League of Women Voters hosts second annual Madam President event

National Women’s Party demonstration in front of the White House in 1918

Courtesy of Everett Historical

Tulsa’s League of Women Voters cheered from the courthouse steps as 18-year-old Iranian-born Shagah Zakerion emerged a naturalized citizen in 2006. She was greeted with congratulations and a voter registration card, and would later be heavily involved in the League. 

Tulsa is home to one of the oldest chapters of the League, which elected its first president in 1923. While the group’s initial aim was to engage women in public affairs, it has evolved into a multi-functional organization that increases voter understanding, encourages registration, and works to ensure all eligible voters have the opportunity to vote. 

In 2016, the League registered voters at all 12 naturalization ceremonies held in Tulsa County. 

The League’s website (lwv.org) is impressively comprehensive, featuring non-partisan voting guides and a directory of government officials, as well as League statements on issues such as immigration, healthcare, the climate, and clean energy. 

“We don’t endorse candidates,” said Mandy Winton, president of the League’s Tulsa chapter. “We do support or oppose issues, but we don’t get involved unless we have a thorough study done and we’ve got consensus. They’ve put in sometimes a year or two of hard work, really studying an issue, putting together a report—if people don’t agree on it, it doesn’t get voted on.”

Winton emphasized that all are welcome to join the League, including men. 

“Justin Trudeau, Canadian prime minister, put it well: ‘If we want equality, it takes everyone pitching in.’ If we want everyone to have a seat at the table, to move our country forward, to move our city forward, it takes everyone. Giving all kinds of people a seat at the table is the best way for us to really embrace the possibilities. I want us to have age diversity, gender diversity, racial diversity—I want us to have all those different voices because that’s how our organization is going to grow and survive and thrive.” 

Shagah Zakerion’s is another voice helping the organization thrive. Last year, she was honorary chair of the inaugural Madam President—a League of Women Voters’ fundraising event. This year, she’s excited to be on the planning committee. 

“This is a modern, fresh event,” Zakerion said. “The whole committee, including the chair of the event and the president of the board, are under 40—it’s really the next generation of leaders taking the helm.” 

Madam President, held this year on May 9 at Tulsa Community College’s Thomas K. McKeon Center for Creativity, honors women who show leadership qualities as members of the Tulsa community and who, according to League members, “make you say, ‘Now, SHE could be President!’” Ten women secured nominations, which were open to the public through March 24. 

As part of the fundraiser, the League will auction one-of-a-kind paintings of iconic women by artist John Hammer. Primarily known for his large, colorful portraits, Hammer almost exclusively painted men until he was approached by League members with the idea of something different—painting iconic women to help draw attention to Madam President.
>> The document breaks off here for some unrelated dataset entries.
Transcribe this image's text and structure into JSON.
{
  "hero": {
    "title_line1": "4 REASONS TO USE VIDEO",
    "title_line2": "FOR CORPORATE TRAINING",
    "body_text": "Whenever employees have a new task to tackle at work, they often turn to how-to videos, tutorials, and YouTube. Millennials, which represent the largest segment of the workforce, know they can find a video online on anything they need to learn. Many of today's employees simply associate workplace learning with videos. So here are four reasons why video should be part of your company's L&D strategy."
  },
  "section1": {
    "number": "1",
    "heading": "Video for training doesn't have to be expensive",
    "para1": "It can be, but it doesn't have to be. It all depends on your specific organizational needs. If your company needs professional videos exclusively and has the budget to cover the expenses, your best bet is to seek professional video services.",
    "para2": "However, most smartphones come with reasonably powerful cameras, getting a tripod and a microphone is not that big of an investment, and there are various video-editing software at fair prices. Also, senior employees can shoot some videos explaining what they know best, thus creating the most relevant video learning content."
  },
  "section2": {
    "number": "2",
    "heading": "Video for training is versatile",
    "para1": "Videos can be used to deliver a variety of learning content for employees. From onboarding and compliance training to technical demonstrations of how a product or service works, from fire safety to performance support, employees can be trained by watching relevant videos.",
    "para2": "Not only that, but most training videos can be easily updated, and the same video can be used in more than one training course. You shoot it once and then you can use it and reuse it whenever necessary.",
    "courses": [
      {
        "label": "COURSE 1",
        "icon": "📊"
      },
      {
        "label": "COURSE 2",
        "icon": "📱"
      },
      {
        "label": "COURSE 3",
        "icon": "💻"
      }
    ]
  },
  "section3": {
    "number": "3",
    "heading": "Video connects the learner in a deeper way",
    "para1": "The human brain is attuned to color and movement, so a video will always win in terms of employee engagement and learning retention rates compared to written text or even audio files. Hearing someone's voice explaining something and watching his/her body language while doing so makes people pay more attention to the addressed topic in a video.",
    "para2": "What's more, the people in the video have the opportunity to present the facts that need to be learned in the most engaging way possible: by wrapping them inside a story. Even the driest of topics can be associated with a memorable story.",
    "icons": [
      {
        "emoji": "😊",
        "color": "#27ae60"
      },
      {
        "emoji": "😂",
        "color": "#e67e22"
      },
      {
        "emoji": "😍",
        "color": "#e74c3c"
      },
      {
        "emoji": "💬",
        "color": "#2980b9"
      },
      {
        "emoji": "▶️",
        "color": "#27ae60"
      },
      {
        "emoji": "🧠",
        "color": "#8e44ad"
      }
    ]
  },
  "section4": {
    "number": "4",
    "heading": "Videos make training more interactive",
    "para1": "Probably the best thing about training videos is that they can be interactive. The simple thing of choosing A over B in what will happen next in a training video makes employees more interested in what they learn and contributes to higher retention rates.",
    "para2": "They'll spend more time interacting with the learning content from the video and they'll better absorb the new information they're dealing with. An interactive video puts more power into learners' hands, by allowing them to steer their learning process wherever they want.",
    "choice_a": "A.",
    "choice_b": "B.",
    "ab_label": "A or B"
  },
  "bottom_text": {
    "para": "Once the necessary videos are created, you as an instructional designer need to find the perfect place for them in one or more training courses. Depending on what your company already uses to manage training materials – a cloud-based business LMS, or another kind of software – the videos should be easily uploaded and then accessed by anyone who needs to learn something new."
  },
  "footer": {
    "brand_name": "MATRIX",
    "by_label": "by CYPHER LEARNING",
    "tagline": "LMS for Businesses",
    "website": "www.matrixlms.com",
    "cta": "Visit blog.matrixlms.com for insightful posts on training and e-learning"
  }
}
“The idea was a little overwhelming at first,” said Hammer. “Once I settled in I treated them like any of my other subjects and the paint began to flow.” 

Last year, his paintings of Ruth Bader Ginsburg and Malala Yousafzai were striking and well received. In the April 5 issue of The Tulsa Voice, the Voice announced the 2017 Madam President portraits: Michelle Obama, Maya Angelou, and Frida Kahlo. 

For more from Lindsay, read her article on Tulsa band and hunger-fighting nonprofit organization, Henna Roso.